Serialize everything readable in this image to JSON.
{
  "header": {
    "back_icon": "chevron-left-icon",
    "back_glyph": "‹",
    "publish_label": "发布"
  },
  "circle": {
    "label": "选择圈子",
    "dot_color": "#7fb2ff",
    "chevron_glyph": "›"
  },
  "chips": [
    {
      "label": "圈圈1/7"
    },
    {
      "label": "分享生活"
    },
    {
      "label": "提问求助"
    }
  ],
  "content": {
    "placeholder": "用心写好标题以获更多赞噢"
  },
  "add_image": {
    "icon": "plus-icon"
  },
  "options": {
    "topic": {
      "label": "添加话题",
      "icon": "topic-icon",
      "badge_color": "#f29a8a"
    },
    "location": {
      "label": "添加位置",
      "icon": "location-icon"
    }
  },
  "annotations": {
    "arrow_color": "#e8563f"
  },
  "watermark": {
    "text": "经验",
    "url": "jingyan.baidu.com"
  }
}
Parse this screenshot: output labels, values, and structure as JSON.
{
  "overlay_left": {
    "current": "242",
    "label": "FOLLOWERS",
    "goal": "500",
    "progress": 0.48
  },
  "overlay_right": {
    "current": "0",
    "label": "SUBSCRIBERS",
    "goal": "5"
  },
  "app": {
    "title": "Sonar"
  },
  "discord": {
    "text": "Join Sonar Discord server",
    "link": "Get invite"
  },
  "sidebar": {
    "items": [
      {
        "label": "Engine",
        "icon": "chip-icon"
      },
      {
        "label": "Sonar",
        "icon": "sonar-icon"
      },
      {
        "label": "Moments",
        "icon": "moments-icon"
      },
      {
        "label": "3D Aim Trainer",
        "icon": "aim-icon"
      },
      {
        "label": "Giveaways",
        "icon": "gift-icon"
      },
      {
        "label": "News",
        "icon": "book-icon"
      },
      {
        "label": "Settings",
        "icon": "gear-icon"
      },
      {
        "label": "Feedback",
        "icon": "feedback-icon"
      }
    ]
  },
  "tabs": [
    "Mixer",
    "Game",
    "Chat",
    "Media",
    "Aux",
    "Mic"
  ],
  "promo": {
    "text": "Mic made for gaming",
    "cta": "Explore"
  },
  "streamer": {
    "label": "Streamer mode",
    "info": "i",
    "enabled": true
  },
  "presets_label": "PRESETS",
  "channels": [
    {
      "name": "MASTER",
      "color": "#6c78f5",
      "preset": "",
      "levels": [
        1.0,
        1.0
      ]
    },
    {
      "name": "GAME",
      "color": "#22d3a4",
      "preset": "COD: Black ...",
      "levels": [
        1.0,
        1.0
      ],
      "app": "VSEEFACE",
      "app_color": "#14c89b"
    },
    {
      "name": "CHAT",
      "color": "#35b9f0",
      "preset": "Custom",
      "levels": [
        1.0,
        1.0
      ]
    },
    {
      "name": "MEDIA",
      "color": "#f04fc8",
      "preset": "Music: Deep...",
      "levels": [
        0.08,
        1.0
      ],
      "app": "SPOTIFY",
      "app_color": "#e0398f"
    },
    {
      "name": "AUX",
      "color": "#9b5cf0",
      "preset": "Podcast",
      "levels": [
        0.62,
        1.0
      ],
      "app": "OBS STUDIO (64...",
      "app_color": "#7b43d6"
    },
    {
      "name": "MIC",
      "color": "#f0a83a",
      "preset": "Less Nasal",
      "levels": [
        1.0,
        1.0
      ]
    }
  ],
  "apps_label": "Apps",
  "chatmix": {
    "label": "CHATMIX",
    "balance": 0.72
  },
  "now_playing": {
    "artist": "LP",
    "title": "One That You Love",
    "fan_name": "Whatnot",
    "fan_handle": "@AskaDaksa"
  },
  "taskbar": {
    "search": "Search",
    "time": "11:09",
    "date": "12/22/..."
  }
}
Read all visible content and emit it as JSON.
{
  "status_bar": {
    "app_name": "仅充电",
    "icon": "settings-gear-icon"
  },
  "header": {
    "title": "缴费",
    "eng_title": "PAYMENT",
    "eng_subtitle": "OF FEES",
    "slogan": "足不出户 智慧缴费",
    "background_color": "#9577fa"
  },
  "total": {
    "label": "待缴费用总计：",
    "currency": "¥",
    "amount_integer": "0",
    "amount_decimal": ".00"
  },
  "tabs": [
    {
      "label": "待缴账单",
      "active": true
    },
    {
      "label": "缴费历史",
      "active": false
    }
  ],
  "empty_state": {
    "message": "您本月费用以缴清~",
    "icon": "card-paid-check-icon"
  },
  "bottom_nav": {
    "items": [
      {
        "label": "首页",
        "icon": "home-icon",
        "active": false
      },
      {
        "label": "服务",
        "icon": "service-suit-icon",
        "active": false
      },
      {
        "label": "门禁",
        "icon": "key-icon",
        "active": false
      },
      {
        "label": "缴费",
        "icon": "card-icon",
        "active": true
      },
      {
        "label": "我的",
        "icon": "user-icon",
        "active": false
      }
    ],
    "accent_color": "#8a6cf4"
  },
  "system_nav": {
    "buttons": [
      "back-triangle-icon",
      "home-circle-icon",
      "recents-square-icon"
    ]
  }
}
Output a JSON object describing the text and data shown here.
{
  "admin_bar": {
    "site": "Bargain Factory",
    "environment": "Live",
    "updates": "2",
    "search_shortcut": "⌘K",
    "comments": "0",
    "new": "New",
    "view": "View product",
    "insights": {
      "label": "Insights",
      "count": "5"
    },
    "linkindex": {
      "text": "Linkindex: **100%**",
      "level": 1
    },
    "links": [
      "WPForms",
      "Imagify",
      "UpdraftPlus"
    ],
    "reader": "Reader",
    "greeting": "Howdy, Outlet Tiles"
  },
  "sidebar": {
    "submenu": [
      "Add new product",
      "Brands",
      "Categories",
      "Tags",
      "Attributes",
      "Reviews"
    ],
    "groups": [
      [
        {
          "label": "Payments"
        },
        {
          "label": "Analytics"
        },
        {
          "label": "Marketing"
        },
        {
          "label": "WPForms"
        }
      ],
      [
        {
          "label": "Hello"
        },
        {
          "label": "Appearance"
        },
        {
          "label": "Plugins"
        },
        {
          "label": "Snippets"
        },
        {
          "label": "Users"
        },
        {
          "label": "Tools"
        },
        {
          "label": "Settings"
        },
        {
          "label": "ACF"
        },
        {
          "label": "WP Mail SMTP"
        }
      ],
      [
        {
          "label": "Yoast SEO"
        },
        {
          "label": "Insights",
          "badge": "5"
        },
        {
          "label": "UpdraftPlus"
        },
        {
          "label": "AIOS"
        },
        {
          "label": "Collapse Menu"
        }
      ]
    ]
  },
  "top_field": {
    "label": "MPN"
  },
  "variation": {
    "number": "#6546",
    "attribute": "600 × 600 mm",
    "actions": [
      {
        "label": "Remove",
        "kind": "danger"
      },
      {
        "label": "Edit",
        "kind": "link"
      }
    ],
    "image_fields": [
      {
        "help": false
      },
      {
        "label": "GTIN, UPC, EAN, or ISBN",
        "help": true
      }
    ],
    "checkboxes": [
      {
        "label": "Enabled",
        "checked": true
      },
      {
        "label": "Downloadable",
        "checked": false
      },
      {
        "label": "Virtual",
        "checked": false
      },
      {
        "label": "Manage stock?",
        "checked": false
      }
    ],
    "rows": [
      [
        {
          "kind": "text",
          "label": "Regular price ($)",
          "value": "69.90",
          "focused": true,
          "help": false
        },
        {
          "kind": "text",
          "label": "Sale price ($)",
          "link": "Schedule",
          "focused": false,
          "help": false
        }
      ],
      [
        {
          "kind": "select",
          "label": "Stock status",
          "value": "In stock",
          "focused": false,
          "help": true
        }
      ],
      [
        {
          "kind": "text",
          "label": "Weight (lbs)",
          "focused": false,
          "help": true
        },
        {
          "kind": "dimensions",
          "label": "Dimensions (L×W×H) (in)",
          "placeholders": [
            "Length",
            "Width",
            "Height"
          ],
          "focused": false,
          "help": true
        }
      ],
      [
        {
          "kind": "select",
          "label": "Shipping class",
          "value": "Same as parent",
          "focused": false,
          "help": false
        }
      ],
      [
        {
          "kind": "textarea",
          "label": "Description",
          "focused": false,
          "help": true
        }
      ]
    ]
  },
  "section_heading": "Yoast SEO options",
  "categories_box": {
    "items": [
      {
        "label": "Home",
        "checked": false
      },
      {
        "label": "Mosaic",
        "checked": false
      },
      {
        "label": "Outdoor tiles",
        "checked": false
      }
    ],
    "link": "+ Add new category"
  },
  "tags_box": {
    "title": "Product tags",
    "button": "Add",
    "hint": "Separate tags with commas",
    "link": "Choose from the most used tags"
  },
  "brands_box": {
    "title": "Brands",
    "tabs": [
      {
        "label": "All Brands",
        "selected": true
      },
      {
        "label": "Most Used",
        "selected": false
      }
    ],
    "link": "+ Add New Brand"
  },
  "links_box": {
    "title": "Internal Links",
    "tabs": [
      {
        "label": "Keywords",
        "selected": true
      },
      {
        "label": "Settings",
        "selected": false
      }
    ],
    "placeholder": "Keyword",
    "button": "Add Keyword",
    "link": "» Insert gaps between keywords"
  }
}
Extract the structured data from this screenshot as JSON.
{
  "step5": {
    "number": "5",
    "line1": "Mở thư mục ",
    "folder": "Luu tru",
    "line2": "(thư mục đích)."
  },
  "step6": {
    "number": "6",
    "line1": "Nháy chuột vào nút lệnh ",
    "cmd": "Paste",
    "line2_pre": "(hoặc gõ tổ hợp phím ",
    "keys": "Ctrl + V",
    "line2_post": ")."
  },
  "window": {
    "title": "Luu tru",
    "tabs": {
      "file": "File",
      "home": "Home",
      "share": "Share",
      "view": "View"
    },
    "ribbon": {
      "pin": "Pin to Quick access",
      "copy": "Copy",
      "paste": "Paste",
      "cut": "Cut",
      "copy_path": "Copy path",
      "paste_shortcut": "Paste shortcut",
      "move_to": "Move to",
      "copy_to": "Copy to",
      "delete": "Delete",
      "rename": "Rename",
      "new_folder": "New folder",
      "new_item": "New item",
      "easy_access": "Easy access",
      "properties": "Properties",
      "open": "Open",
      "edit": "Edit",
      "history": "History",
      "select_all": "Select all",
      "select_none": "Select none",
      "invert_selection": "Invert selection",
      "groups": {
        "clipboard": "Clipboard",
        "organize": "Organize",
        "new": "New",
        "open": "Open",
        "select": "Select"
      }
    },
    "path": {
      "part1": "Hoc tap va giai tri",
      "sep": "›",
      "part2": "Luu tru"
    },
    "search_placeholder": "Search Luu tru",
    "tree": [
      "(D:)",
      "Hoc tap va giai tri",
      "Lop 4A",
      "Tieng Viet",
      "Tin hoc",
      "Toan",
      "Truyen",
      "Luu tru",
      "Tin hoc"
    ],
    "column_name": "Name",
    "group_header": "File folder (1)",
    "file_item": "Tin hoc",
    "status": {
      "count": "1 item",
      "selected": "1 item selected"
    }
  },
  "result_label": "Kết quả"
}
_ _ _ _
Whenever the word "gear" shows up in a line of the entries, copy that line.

        "icon": "gear-icon"
    "icon": "settings-gear-icon"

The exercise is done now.